---------- RECORDS PROVIDED ----------

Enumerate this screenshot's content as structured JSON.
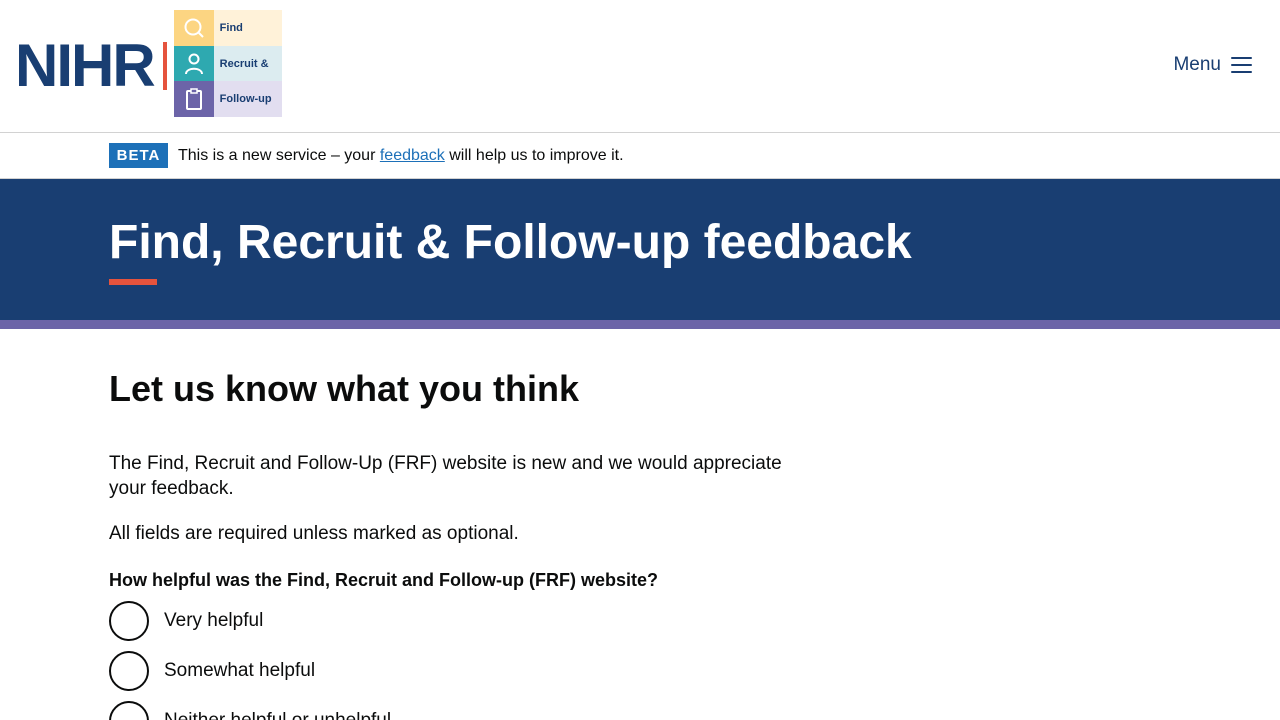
{
  "header": {
    "logo_text": "NIHR",
    "tiles": [
      {
        "label": "Find",
        "icon": "search-icon"
      },
      {
        "label": "Recruit &",
        "icon": "person-icon"
      },
      {
        "label": "Follow-up",
        "icon": "clipboard-icon"
      }
    ],
    "menu_label": "Menu",
    "menu_icon": "hamburger-icon"
  },
  "beta": {
    "tag": "BETA",
    "text_before": "This is a new service – your",
    "link": "feedback",
    "text_after": "will help us to improve it."
  },
  "hero": {
    "title": "Find, Recruit & Follow-up feedback"
  },
  "main": {
    "heading": "Let us know what you think",
    "intro": "The Find, Recruit and Follow-Up (FRF) website is new and we would appreciate your feedback.",
    "required_note": "All fields are required unless marked as optional.",
    "question": "How helpful was the Find, Recruit and Follow-up (FRF) website?",
    "options": [
      "Very helpful",
      "Somewhat helpful",
      "Neither helpful or unhelpful"
    ]
  },
  "colors": {
    "navy": "#193e72",
    "accent_red": "#e5533d",
    "purple": "#6c64a8",
    "link_blue": "#1d70b8"
  }
}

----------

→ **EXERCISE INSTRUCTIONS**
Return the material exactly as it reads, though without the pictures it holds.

→ **SOLUTION FOR THIS TASK**
Enumerate this screenshot's content as structured JSON.
{
  "header": {
    "logo_text": "NIHR",
    "tiles": [
      {
        "label": "Find",
        "icon": "search-icon"
      },
      {
        "label": "Recruit &",
        "icon": "person-icon"
      },
      {
        "label": "Follow-up",
        "icon": "clipboard-icon"
      }
    ],
    "menu_label": "Menu",
    "menu_icon": "hamburger-icon"
  },
  "beta": {
    "tag": "BETA",
    "text_before": "This is a new service – your",
    "link": "feedback",
    "text_after": "will help us to improve it."
  },
  "hero": {
    "title": "Find, Recruit & Follow-up feedback"
  },
  "main": {
    "heading": "Let us know what you think",
    "intro": "The Find, Recruit and Follow-Up (FRF) website is new and we would appreciate your feedback.",
    "required_note": "All fields are required unless marked as optional.",
    "question": "How helpful was the Find, Recruit and Follow-up (FRF) website?",
    "options": [
      "Very helpful",
      "Somewhat helpful",
      "Neither helpful or unhelpful"
    ]
  },
  "colors": {
    "navy": "#193e72",
    "accent_red": "#e5533d",
    "purple": "#6c64a8",
    "link_blue": "#1d70b8"
  }
}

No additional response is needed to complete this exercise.